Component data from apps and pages
______
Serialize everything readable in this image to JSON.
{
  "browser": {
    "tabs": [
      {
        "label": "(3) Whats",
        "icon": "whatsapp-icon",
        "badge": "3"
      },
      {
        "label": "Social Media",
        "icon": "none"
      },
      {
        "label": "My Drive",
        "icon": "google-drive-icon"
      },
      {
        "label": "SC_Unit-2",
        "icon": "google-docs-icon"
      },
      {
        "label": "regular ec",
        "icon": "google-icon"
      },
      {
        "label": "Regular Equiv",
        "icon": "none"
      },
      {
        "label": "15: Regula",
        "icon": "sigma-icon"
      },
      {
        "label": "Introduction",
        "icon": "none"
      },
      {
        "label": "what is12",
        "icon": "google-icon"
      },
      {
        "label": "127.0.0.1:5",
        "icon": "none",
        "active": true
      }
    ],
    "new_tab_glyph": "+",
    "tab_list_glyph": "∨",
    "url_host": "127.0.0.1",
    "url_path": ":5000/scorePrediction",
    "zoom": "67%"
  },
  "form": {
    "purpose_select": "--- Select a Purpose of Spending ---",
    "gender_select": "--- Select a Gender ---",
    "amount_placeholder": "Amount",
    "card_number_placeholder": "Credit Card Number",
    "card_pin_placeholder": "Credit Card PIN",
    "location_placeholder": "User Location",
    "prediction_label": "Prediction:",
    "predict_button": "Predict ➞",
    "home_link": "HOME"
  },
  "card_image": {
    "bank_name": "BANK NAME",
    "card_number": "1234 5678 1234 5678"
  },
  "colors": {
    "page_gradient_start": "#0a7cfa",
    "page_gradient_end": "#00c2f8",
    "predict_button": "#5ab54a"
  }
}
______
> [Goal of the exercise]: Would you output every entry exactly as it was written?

> [Answer for this exercise]:
Serialize everything readable in this image to JSON.
{
  "browser": {
    "tabs": [
      {
        "label": "(3) Whats",
        "icon": "whatsapp-icon",
        "badge": "3"
      },
      {
        "label": "Social Media",
        "icon": "none"
      },
      {
        "label": "My Drive",
        "icon": "google-drive-icon"
      },
      {
        "label": "SC_Unit-2",
        "icon": "google-docs-icon"
      },
      {
        "label": "regular ec",
        "icon": "google-icon"
      },
      {
        "label": "Regular Equiv",
        "icon": "none"
      },
      {
        "label": "15: Regula",
        "icon": "sigma-icon"
      },
      {
        "label": "Introduction",
        "icon": "none"
      },
      {
        "label": "what is12",
        "icon": "google-icon"
      },
      {
        "label": "127.0.0.1:5",
        "icon": "none",
        "active": true
      }
    ],
    "new_tab_glyph": "+",
    "tab_list_glyph": "∨",
    "url_host": "127.0.0.1",
    "url_path": ":5000/scorePrediction",
    "zoom": "67%"
  },
  "form": {
    "purpose_select": "--- Select a Purpose of Spending ---",
    "gender_select": "--- Select a Gender ---",
    "amount_placeholder": "Amount",
    "card_number_placeholder": "Credit Card Number",
    "card_pin_placeholder": "Credit Card PIN",
    "location_placeholder": "User Location",
    "prediction_label": "Prediction:",
    "predict_button": "Predict ➞",
    "home_link": "HOME"
  },
  "card_image": {
    "bank_name": "BANK NAME",
    "card_number": "1234 5678 1234 5678"
  },
  "colors": {
    "page_gradient_start": "#0a7cfa",
    "page_gradient_end": "#00c2f8",
    "predict_button": "#5ab54a"
  }
}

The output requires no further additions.